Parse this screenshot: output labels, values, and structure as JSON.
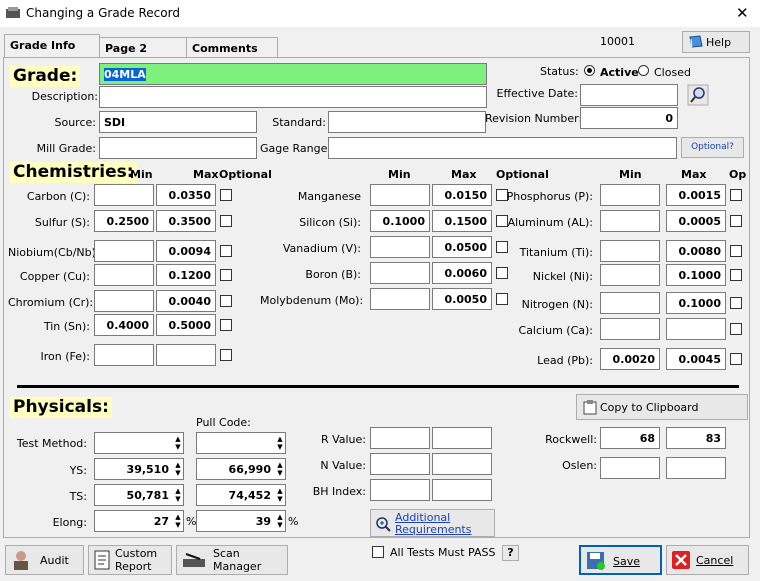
{
  "window": {
    "title": "Changing a Grade Record",
    "record_id": "10001"
  },
  "tabs": [
    {
      "label": "Grade Info"
    },
    {
      "label": "Page 2"
    },
    {
      "label": "Comments"
    }
  ],
  "help_button": "Help",
  "grade": {
    "header": "Grade:",
    "grade_value": "04MLA",
    "description_label": "Description:",
    "description_value": "",
    "source_label": "Source:",
    "source_value": "SDI",
    "standard_label": "Standard:",
    "standard_value": "",
    "mill_grade_label": "Mill Grade:",
    "mill_grade_value": "",
    "gage_range_label": "Gage Range:",
    "gage_range_value": "",
    "optional_button": "Optional?",
    "status_label": "Status:",
    "status_active": "Active",
    "status_closed": "Closed",
    "effective_date_label": "Effective Date:",
    "effective_date_value": "",
    "revision_label": "Revision Number:",
    "revision_value": "0"
  },
  "chem": {
    "header": "Chemistries:",
    "col_min": "Min",
    "col_max": "Max",
    "col_optional": "Optional",
    "col_op": "Op",
    "col1": [
      {
        "label": "Carbon (C):",
        "min": "",
        "max": "0.0350"
      },
      {
        "label": "Sulfur (S):",
        "min": "0.2500",
        "max": "0.3500"
      },
      {
        "label": "Niobium(Cb/Nb)",
        "min": "",
        "max": "0.0094"
      },
      {
        "label": "Copper (Cu):",
        "min": "",
        "max": "0.1200"
      },
      {
        "label": "Chromium (Cr):",
        "min": "",
        "max": "0.0040"
      },
      {
        "label": "Tin (Sn):",
        "min": "0.4000",
        "max": "0.5000"
      },
      {
        "label": "Iron (Fe):",
        "min": "",
        "max": ""
      }
    ],
    "col2": [
      {
        "label": "Manganese",
        "min": "",
        "max": "0.0150"
      },
      {
        "label": "Silicon (Si):",
        "min": "0.1000",
        "max": "0.1500"
      },
      {
        "label": "Vanadium (V):",
        "min": "",
        "max": "0.0500"
      },
      {
        "label": "Boron (B):",
        "min": "",
        "max": "0.0060"
      },
      {
        "label": "Molybdenum (Mo):",
        "min": "",
        "max": "0.0050"
      }
    ],
    "col3": [
      {
        "label": "Phosphorus (P):",
        "min": "",
        "max": "0.0015"
      },
      {
        "label": "Aluminum (AL):",
        "min": "",
        "max": "0.0005"
      },
      {
        "label": "Titanium (Ti):",
        "min": "",
        "max": "0.0080"
      },
      {
        "label": "Nickel (Ni):",
        "min": "",
        "max": "0.1000"
      },
      {
        "label": "Nitrogen (N):",
        "min": "",
        "max": "0.1000"
      },
      {
        "label": "Calcium (Ca):",
        "min": "",
        "max": ""
      },
      {
        "label": "Lead (Pb):",
        "min": "0.0020",
        "max": "0.0045"
      }
    ]
  },
  "phys": {
    "header": "Physicals:",
    "pull_code_label": "Pull Code:",
    "copy_button": "Copy to Clipboard",
    "test_method_label": "Test Method:",
    "ys_label": "YS:",
    "ys_min": "39,510",
    "ys_max": "66,990",
    "ts_label": "TS:",
    "ts_min": "50,781",
    "ts_max": "74,452",
    "elong_label": "Elong:",
    "elong_min": "27",
    "elong_max": "39",
    "pct": "%",
    "r_value_label": "R Value:",
    "n_value_label": "N Value:",
    "bh_index_label": "BH Index:",
    "additional_req": "Additional Requirements",
    "rockwell_label": "Rockwell:",
    "rockwell_min": "68",
    "rockwell_max": "83",
    "oslen_label": "Oslen:"
  },
  "footer": {
    "audit": "Audit",
    "custom_report": "Custom Report",
    "scan_manager": "Scan Manager",
    "all_tests": "All Tests Must PASS",
    "question": "?",
    "save": "Save",
    "cancel": "Cancel"
  }
}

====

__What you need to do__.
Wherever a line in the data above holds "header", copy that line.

__Response area__.
    "header": "Grade:",
    "header": "Chemistries:",
    "header": "Physicals:",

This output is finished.